Speaker 2: And then Cheap Margaretas..
Speaker 1: There is no substitute for that. The final thing i would love to get your advice on is Let’s say we have an organization mid level size in U.S and they are interested in reaching the Latino community. What are those initial, obviously besides hiring you directly which we will add some links to that. How does somebody get going and see if there is right there. What sort of data that can look at. what first steps might they take to approach this market?
Speaker 2: Sure. There are few source that i really like. I mentioned one of them, Pew Hispanic Center. and there are two other sources that i recommend in terms of getting is i think is really important demographic data , so you know whether you are working in a particular city particular state nation -wide, you can find out who your community is. The Census is fantastic. Census.Gov. It is free and there is tons of information about the Latino community there. Find out if you are working in Delaware, you can find the nationality of Latinos in Delaware, are they Mexican Americans , Puerto-Rican. You can find out the age, all sorts of interesting information. Census is great too. Also I am a fan of Portadaonline . it’s spelled P O R T A D A and then the word online . That is a great web site that shows a lot of marketing data about the Latino community which can be helpful to decide who to target to. I think the overall question is who do we want to be talking to. and the more specific the better for getting started. Is it 18 to 34 year old Latinos in Baltimore . Then that will inform your entire strategy going forward. I think that’s the first question to ask. I think a lot of non profits jump to action before thinking about who are they talking to .
Speaker 1: I want to agree. Thank you for sharing those resources. Super tactical, super practical . As we leave you, how do people find you, how do people help you.

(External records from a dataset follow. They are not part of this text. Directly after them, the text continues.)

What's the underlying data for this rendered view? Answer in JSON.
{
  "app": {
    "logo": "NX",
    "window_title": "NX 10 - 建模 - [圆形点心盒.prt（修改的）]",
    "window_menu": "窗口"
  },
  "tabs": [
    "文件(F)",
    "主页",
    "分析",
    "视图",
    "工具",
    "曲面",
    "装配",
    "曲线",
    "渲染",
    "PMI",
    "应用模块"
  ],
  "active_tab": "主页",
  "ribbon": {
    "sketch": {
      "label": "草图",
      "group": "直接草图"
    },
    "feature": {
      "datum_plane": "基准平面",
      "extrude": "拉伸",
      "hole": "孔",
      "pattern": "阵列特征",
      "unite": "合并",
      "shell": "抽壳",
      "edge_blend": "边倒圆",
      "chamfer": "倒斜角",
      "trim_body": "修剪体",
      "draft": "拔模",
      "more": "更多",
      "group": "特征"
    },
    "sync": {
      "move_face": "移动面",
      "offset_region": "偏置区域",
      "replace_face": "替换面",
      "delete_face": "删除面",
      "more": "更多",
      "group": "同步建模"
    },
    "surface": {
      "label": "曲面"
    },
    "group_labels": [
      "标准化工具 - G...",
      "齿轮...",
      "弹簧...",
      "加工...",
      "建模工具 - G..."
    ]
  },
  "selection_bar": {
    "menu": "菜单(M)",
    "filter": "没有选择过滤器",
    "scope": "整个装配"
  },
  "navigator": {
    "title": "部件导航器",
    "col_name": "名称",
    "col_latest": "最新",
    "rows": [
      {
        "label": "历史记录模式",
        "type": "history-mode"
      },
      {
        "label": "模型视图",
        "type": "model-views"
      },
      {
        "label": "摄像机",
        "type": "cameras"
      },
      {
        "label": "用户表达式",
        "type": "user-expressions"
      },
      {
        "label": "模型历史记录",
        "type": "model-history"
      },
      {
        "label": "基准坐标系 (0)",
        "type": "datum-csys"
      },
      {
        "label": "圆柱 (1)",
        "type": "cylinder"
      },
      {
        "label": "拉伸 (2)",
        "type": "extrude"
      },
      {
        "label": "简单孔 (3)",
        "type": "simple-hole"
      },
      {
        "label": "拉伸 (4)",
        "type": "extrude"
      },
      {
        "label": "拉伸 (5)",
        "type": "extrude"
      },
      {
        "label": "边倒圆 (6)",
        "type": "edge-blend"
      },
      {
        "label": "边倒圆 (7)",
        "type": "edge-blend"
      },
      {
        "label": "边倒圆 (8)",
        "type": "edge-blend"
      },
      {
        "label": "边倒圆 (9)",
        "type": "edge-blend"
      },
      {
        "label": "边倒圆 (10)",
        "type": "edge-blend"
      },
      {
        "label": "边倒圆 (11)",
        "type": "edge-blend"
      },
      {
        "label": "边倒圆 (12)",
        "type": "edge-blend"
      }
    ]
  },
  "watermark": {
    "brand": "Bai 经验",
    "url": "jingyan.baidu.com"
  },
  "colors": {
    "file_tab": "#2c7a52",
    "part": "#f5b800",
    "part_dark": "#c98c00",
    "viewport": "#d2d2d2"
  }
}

Speaker 2: So you can find me on Twitter at Matthew P. Adler. You can also find me on LinkedIn. My name is Matt Adler. There are a few of us. But you should be able to find me by my company name. and feel free to be in touch through my Email at [email protected] and i look forward to being in touch.
Speaker 1: Well Matt i think i speak for the audience as i say, muchas gracias senor! and you have been very helpful.
Speaker 2: de nada, muchas gracias.
Speaker 1: There is a lot of hype right now on energy being spent on making sure our sites are mobile responsive , are we mobile friendly. we want to make sure that we are accessible. That we are accessible to people no matter where they are with regard to the device. I think the next wave that will be inevitably coming must be to figure out that we have to make our sites mobile responsive and hopefully not highly responsive. The next wave is going to be about language and the native language our web site is in. you know what. as much we do love our Internet lord and savior, Google, I don’t think Google translate is not going to cut it, which means we are going to have to pay attention to how we are translating our sites into the native tongues of the people who want to reach. matt shared a bunch of really great resources for understanding demographic data that is available to us to understand the audience. and ultimately i hope that this is the start of our conversation internally as our organization . you know how to reach out to reach to Matt. And of course you can always find more podcasting resources at wholewhale.com/ podcastluckynumberepisodetrenta or 30. Thanks for joining us. [Music 21:05 – 23:16]